“There are many different options to choose from, whether you prefer a chartered boat or a guided excursion or the wind to take you out to sea, we'll provide what you need.”
Shamwari Game Reserve
The 75 kilometre trip out of Port Elizabeth is well worth it to see the oft-lauded World’s Leading Safari and Game Reserve and Conservation Company.
With a core focus on the management, development and rehabilitation of a natural habitat and ecosystem, Shamwari Game Reserve is the must-see feature of the region and stands as an example to the rest of the planet in showcasing how to balance public input and attraction with natural sustainability.
Kragga Kamma Game Park
Continuing along the natural theme, Kragga Gamma Game Park equally plays host to the key attractions from the animal kingdom; white rhino, buffalo, cheetah, giraffe, zebra and many more out in plain sight for those who visit the safari.
“Take a drive in your own vehicle through the park on the well-maintained roads (no need for 4x4) and enjoy viewing the game in any weather conditions from the comfort of your car,” the site’s website states. “For those [who enjoy] really close encounters, choose the two-hour guided tour in an open Landrover with a professional guide providing you with interesting information on the animals and the historical background to the area.”
Addo Elephant National Park
Completing the triad of natural exploration, Addo Elephant National Park may not be as hotly sought after as the previous two but is actually the third largest national park in South Africa at 1,640 square kilometres.

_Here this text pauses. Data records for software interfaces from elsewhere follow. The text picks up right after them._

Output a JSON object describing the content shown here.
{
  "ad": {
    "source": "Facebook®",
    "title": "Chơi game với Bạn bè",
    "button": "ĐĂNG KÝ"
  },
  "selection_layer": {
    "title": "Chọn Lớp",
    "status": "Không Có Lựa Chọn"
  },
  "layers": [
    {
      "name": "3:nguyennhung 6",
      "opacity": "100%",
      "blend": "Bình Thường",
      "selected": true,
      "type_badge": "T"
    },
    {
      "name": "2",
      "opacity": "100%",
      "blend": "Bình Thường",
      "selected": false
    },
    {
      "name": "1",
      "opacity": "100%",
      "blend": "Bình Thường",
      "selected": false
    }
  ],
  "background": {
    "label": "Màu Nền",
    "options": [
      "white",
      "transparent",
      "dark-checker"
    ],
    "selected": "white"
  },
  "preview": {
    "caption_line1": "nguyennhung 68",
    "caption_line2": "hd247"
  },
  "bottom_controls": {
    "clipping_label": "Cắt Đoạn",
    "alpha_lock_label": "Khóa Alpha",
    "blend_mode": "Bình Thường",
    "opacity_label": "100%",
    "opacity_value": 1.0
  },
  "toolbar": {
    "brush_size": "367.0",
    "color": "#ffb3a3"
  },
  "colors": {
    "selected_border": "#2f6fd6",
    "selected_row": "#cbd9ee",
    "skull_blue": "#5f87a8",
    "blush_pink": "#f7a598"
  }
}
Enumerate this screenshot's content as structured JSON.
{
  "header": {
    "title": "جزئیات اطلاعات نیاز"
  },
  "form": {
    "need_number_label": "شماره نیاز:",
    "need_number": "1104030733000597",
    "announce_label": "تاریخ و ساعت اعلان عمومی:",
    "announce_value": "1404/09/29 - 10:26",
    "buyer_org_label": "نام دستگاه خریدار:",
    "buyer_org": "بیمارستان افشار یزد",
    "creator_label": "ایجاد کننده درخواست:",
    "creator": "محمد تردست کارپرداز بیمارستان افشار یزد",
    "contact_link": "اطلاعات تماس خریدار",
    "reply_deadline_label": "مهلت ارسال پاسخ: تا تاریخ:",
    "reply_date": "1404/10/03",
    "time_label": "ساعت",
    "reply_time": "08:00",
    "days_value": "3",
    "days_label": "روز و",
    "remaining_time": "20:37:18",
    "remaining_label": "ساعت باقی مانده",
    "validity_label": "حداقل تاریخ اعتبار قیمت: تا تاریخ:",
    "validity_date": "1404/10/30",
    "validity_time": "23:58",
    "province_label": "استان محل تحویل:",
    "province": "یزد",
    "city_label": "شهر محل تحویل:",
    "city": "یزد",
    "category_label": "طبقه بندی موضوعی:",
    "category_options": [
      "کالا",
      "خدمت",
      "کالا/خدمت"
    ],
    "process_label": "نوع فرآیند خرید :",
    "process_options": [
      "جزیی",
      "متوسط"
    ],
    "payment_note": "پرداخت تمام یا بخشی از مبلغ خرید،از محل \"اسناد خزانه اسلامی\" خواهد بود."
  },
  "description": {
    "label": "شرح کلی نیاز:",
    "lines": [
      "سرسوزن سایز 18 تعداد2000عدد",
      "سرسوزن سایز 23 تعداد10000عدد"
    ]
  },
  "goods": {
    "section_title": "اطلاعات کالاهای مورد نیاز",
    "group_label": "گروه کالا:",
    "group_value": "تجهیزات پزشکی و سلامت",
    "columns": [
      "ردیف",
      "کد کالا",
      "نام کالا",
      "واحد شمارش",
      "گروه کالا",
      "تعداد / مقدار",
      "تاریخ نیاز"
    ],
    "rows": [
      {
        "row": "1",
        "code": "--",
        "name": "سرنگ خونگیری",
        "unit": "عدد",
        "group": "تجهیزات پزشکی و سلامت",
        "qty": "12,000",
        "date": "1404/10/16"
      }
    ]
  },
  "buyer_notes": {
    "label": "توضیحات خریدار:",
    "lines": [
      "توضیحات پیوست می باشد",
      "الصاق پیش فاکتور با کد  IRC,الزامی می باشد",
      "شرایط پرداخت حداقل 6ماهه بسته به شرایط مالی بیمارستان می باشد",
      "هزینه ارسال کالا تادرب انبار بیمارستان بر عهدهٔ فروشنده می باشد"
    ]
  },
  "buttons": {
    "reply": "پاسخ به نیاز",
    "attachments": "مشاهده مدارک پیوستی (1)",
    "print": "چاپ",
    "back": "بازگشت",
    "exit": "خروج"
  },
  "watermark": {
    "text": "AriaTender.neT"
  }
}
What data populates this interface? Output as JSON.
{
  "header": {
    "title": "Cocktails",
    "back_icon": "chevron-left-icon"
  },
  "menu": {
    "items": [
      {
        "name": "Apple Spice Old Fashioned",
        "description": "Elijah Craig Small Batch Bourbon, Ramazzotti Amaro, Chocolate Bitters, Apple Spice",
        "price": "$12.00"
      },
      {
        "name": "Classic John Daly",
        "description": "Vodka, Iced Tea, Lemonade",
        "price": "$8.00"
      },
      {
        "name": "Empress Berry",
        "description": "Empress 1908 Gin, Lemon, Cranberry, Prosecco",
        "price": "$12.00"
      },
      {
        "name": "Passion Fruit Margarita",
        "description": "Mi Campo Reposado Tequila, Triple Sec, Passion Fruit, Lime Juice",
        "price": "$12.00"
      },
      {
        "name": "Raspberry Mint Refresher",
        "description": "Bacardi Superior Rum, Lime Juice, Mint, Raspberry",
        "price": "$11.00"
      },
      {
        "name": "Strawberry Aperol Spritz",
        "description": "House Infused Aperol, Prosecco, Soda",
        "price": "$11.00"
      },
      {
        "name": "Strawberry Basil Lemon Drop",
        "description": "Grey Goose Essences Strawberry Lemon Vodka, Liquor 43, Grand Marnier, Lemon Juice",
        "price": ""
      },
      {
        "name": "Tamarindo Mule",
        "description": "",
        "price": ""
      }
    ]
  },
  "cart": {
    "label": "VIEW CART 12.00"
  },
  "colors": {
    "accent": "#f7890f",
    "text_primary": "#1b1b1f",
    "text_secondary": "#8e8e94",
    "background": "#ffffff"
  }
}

Attracting more than 120,000 visitors each year, international tourists make up more than a half of these, so you certainly won’t be alone when heading out there, and can even elongate your stay by checking in to one of their various accommodations.